It’s not blowing harder, but letting go. (On the high D in the first.)

This solo is piano, but it’s a noble piano. (Brahms’ 1)

I had all these nuances planned and then I played it in the orchestra and was then obliterated. (Said because he could tell the student had never played the work with an orchestra.)

I like finding different ways of playing it (a solo) and then deciding which one you like. … and that way if a conductor asks you, “can you do it this way?” you don’t say, “Well NO!”

Test your reeds on the hardest thing that you have to play.

Get a reed too vibrant and then bring it back. (Just like) when you adjust an oboe, get the screw too loose and then bring it back. Embrace going over the edge. Play like Elvis. (His demonstration was incredibly over the edge.) Now play like a big sloppy drunk. (Hysterical!) Now play that way like you are too loud and in my face. You can’t play right on the edge unless you’ve first crossed it to know where the edge is.

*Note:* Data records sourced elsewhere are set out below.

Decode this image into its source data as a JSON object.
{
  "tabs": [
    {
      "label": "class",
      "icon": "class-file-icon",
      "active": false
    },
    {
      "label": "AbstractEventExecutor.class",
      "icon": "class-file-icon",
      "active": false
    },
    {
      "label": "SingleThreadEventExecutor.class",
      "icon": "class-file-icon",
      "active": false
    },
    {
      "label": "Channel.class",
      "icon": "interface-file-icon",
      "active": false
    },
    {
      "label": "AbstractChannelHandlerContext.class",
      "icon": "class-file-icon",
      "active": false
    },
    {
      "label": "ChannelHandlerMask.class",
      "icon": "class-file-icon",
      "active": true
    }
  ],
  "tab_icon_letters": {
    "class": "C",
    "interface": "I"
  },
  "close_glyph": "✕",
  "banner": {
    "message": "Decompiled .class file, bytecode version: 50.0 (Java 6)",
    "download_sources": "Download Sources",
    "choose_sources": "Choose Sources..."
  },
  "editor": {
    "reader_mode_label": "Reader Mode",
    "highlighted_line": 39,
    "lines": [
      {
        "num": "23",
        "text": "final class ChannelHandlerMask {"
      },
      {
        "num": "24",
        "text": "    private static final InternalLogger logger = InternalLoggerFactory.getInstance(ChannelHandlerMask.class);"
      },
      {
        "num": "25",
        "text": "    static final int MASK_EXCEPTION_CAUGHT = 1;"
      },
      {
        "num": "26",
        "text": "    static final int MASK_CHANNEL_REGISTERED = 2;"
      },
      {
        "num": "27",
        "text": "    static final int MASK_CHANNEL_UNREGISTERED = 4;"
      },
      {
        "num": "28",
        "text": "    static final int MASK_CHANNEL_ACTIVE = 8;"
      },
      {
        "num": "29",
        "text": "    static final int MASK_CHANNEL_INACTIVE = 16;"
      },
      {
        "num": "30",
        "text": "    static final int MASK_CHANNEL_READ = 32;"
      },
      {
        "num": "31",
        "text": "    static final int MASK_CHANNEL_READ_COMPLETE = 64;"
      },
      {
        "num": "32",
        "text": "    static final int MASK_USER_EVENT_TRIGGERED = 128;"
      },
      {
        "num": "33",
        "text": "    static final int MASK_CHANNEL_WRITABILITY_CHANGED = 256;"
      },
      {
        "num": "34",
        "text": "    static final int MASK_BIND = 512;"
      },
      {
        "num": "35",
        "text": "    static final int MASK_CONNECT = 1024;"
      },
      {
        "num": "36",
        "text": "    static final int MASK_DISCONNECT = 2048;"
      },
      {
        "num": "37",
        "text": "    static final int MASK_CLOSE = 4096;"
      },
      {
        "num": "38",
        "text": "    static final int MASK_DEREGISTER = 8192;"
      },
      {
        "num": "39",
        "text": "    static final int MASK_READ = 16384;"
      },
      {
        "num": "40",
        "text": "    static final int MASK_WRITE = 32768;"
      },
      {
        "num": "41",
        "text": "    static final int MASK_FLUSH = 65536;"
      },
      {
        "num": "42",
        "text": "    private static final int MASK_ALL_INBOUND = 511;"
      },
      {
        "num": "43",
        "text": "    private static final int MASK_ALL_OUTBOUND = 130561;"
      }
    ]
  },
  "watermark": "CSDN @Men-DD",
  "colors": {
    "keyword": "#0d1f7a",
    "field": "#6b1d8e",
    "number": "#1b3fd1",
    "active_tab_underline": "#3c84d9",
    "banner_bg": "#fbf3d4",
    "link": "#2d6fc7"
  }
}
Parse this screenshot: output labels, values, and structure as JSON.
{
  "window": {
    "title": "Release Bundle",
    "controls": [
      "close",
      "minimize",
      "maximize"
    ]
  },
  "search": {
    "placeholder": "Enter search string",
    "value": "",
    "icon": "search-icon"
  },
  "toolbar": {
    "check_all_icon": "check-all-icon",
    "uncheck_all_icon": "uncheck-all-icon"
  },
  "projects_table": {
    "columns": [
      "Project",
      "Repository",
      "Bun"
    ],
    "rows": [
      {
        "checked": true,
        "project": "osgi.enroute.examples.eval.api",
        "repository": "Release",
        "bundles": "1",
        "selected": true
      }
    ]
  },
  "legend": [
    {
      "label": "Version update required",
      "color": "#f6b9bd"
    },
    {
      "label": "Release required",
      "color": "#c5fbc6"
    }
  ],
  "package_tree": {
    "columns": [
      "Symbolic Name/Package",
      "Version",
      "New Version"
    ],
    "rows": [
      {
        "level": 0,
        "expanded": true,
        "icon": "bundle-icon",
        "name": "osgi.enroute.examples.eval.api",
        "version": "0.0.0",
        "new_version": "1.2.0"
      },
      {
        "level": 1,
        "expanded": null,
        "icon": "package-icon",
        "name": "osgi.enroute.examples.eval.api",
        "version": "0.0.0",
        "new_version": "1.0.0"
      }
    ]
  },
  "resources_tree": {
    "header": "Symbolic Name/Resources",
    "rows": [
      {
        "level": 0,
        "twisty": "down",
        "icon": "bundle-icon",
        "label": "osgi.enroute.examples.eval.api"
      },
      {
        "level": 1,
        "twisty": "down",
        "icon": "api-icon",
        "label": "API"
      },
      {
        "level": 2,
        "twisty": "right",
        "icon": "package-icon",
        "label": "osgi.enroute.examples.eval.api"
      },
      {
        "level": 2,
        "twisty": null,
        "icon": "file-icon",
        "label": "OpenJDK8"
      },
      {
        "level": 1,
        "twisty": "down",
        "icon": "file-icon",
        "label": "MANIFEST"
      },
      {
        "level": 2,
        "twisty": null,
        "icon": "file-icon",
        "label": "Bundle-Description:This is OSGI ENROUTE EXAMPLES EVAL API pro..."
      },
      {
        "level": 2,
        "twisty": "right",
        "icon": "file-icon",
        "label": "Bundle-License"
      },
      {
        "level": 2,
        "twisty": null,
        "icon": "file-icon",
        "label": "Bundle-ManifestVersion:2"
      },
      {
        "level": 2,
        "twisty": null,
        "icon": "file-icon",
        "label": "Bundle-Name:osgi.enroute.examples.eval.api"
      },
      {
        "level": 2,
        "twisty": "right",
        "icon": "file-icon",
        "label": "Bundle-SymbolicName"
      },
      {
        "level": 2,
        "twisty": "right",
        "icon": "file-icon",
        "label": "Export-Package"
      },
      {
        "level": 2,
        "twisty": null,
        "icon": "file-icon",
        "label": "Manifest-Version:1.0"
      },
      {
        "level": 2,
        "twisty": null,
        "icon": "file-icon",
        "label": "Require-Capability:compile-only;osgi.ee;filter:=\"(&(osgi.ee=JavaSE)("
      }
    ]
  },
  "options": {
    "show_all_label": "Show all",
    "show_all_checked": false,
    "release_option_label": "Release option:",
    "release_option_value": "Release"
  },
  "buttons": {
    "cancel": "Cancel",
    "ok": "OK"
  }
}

I play the first note with a harmonic A. (Brahms’ Violin Concerto.)

Show solo vs tutti. In an audition the bassoonist on the committee will say, “She obliterated my solo!” If you don’t pull back. (Points out that you have to know the all of it, just not the oboe part.) Play it as if you are playing in the orchestra, not as an excerpt.

If you use a mute (he does) don’t broadcast it.

Don’t double dot because you are afraid of playing a triplet. It’s just math. (Variations on a theme by Haydn)

Piano [the dynamic marking] is a range rather than a level.

I love his suggestion of taking a very small section of a phrase and turn it into an exercise. You really start to hear how inconsistencies. He talks about an audition being about a thousand little consistencies.

I’ll stop now … it’s difficult to listen and blog at the same time! (I lied … I’m adding more.)


  1. Jillian Camwell

    I can really hear Peter’s voice in some of these. I have lots of recordings of excerpt classes with Peter while I did my Master’s with him at UNC. Such a great master class teacher, technician and musician!

  2. I really enjoyed his class, Jillian! I’m sorry I was too shy to talk to him. 🙁

  3. lol hey thats me next to the girl in the purple! I really loved this class I thought he was so funny and insightful!

  4. Well hello, Ashley! Thanks for leaving this note … I’m just sorry we didn’t meet! Yes, he was great and I really enjoyed the masterclass. 🙂

  5. Pingback: Favorite blog posts, June 2013 | Bret Pimentel, woodwinds